The Expert Panel on Constitutional Recognition of Aboriginal and Torres Strait Islander peoples has released a discussion paper which sets out some ideas for amending the Constitution.
The ideas include:
• introducing a preamble or a new provision in the body of the Constitution that recognises Indigenous peoples’ distinct cultural identity and their prior ownership and custodianship of Australian land and waters;
• amending the parts of the Constitution that could potentially be used to make racially discriminatory laws;
• introducing a guarantee of non-discrimination and racial equality for all Australians;
• adding a power that would allow the Commonwealth Government to pass laws to protect the culture, historical disadvantage and unique place of Indigenous peoples;

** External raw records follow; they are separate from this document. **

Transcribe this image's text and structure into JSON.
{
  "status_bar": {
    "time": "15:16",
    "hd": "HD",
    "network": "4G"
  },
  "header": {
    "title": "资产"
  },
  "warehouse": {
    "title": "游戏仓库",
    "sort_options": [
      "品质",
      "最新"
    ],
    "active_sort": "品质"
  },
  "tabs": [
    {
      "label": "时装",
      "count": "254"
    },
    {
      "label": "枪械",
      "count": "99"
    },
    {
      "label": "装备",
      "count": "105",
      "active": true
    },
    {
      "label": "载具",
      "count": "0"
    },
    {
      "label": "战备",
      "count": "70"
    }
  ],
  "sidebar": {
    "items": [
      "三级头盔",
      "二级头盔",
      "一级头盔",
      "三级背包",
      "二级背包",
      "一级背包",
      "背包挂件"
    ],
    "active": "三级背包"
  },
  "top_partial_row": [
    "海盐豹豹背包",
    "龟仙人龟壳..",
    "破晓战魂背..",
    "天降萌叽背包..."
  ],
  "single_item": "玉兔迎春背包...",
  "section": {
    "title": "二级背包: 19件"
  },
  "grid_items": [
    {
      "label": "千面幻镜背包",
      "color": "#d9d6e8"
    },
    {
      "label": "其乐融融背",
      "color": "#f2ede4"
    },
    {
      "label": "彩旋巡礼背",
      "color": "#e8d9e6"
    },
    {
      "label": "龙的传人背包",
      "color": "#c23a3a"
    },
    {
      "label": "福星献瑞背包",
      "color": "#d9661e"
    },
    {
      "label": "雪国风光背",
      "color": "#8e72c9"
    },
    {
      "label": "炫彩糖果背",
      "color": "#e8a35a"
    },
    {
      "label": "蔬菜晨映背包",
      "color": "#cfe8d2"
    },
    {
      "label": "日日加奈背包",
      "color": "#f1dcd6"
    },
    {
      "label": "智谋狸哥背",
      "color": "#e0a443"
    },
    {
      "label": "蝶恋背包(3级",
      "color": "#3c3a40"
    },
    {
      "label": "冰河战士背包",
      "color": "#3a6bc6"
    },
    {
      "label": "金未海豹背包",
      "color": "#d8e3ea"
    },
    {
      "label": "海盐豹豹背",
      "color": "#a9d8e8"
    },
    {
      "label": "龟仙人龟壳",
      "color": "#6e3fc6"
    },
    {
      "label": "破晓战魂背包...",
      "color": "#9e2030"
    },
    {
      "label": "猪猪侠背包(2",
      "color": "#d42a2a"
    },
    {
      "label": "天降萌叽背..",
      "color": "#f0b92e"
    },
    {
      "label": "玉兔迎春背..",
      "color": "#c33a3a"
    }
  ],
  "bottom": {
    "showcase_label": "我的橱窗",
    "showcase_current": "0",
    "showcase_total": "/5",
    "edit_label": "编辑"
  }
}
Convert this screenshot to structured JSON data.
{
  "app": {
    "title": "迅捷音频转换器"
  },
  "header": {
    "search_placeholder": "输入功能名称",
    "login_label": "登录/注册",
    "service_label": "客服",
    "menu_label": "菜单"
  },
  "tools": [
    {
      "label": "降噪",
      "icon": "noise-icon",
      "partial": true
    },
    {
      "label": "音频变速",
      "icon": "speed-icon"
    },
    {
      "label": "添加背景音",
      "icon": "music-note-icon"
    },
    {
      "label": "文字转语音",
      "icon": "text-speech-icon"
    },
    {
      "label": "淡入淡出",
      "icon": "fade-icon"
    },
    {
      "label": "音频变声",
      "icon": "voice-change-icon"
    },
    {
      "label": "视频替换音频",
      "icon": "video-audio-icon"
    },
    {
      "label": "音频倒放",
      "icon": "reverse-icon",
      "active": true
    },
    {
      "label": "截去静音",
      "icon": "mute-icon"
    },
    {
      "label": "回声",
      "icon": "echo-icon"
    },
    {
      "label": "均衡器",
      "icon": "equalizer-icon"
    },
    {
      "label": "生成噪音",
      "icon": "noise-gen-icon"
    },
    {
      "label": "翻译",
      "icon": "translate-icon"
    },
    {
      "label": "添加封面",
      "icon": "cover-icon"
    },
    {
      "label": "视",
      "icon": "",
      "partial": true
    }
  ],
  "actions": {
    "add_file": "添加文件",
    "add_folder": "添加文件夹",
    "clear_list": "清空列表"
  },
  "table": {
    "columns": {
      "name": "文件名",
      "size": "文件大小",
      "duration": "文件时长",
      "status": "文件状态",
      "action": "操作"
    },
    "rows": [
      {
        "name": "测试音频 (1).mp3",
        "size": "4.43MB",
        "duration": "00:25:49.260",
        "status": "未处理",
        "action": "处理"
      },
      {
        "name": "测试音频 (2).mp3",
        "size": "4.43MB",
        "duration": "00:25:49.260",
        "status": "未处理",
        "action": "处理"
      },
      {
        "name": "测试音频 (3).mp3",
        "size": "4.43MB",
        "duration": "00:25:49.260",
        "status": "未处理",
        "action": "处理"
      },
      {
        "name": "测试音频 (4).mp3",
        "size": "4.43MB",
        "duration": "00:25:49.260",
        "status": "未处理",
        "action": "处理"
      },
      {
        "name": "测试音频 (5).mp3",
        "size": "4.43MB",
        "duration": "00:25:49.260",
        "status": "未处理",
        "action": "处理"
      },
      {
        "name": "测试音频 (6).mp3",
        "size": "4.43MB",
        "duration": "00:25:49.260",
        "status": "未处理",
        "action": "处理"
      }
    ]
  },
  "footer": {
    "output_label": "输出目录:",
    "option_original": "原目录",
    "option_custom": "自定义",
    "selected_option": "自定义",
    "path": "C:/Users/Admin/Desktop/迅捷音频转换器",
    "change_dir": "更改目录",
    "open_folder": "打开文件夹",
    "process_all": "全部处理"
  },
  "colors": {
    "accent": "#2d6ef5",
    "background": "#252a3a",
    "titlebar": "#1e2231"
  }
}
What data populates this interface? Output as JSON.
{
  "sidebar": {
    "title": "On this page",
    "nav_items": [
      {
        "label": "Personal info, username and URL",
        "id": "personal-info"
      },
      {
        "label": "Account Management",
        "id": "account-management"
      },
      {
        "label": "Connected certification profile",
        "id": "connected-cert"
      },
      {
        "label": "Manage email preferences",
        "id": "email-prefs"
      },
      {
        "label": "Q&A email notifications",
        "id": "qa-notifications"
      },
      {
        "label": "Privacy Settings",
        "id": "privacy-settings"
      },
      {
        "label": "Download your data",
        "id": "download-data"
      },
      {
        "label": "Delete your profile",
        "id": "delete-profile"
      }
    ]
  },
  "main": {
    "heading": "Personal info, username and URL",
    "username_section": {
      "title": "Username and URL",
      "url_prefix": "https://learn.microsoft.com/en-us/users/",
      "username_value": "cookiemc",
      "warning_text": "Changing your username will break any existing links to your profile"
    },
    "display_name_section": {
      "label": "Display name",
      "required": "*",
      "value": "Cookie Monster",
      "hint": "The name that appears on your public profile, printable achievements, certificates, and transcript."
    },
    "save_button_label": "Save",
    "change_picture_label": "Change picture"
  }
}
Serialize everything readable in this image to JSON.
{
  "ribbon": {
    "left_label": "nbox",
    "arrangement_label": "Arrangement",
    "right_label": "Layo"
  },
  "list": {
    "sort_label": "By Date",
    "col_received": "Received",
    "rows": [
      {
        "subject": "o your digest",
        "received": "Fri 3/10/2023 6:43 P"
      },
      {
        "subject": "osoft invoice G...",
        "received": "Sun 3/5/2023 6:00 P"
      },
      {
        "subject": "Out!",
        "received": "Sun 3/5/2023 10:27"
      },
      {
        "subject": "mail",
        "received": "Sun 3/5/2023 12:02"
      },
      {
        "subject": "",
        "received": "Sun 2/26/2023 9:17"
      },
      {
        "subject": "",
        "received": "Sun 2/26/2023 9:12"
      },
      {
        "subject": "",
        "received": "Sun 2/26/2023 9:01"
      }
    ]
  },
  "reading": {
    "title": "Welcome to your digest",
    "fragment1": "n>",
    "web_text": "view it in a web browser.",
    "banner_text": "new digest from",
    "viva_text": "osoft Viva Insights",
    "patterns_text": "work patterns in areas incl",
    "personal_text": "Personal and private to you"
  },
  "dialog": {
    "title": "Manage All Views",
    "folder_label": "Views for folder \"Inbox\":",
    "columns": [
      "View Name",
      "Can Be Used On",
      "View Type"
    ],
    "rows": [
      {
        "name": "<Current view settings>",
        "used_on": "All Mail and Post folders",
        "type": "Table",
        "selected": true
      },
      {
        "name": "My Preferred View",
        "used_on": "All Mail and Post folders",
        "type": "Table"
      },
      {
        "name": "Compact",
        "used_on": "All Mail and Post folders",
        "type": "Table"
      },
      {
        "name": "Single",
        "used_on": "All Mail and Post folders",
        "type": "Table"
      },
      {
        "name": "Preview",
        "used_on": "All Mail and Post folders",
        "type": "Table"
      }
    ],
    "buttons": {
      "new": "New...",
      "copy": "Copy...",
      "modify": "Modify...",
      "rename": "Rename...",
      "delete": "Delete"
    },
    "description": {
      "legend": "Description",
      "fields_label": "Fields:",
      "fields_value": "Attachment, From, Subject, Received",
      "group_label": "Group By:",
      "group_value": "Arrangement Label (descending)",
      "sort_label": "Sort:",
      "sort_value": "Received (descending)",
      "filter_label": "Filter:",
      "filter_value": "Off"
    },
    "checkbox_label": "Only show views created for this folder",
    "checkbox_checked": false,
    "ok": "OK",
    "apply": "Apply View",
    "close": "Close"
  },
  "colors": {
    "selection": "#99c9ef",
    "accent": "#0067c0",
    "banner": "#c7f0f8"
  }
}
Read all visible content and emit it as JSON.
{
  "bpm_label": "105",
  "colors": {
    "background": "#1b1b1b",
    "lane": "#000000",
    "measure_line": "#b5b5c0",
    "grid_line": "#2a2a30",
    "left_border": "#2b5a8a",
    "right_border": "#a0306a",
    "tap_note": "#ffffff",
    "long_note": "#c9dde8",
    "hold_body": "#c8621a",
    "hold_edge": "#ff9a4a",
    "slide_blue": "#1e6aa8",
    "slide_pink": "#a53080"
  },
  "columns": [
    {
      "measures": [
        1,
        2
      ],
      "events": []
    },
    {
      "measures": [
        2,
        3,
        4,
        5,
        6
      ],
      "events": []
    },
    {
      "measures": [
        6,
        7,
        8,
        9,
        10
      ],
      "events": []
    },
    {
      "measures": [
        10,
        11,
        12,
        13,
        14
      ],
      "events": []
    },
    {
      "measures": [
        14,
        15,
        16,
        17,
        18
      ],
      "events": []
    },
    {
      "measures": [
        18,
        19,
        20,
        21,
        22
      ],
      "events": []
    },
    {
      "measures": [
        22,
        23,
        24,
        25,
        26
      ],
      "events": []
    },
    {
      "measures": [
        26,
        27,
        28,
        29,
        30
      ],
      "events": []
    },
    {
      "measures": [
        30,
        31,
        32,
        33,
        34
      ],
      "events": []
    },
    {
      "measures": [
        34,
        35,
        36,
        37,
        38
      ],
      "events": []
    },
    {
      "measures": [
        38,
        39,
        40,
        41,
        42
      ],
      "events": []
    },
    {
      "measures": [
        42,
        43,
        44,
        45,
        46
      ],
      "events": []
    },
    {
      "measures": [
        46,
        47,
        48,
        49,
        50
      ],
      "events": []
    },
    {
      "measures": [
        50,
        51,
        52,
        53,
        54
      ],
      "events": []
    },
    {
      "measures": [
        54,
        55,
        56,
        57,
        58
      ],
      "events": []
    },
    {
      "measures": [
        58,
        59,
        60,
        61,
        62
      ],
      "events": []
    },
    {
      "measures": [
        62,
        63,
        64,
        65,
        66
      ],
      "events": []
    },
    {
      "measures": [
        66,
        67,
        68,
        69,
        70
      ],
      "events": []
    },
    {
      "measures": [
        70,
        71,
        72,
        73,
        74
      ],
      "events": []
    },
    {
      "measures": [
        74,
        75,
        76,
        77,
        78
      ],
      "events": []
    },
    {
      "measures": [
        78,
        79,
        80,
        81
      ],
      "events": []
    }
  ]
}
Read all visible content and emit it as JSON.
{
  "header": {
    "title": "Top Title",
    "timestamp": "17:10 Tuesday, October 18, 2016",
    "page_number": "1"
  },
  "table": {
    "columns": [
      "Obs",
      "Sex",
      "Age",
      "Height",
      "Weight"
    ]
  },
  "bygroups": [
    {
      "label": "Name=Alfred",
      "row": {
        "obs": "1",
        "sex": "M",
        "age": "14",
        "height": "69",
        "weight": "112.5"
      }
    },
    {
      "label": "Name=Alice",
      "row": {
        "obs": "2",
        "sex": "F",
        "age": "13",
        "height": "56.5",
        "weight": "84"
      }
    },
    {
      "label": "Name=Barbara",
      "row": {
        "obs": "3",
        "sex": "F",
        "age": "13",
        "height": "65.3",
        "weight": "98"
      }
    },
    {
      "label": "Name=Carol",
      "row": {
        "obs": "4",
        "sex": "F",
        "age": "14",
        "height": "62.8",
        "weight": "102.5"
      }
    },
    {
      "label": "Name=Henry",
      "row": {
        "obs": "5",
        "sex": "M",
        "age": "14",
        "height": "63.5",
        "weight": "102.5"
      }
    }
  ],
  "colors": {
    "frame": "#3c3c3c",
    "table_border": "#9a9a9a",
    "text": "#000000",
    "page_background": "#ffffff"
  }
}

• adding a power that would allow the Commonwealth Government to enter into specific agreements with Indigenous communities in relation to issues such as education and rights to land. These agreements would have the force and effect of Commonwealth law.
The discussion paper asks a number of questions about Constitutional recognition including:
• Would recognition of Indigenous peoples in Australia’s Constitution more accurately reflect the national identity?
• How important are each of the forms of recognition outlined in the discussion paper?
• Are there other ideas for constitutional recognition of Indigenous Australians not contained in this paper that the Panel should consider?
The Panel is currently calling for submissions about any of the points raised in the Discussion Paper or any other ideas for amending the Constitution. Information about how to make a submission can be accessed here.
The Panel will report its findings to the Government by December 2011.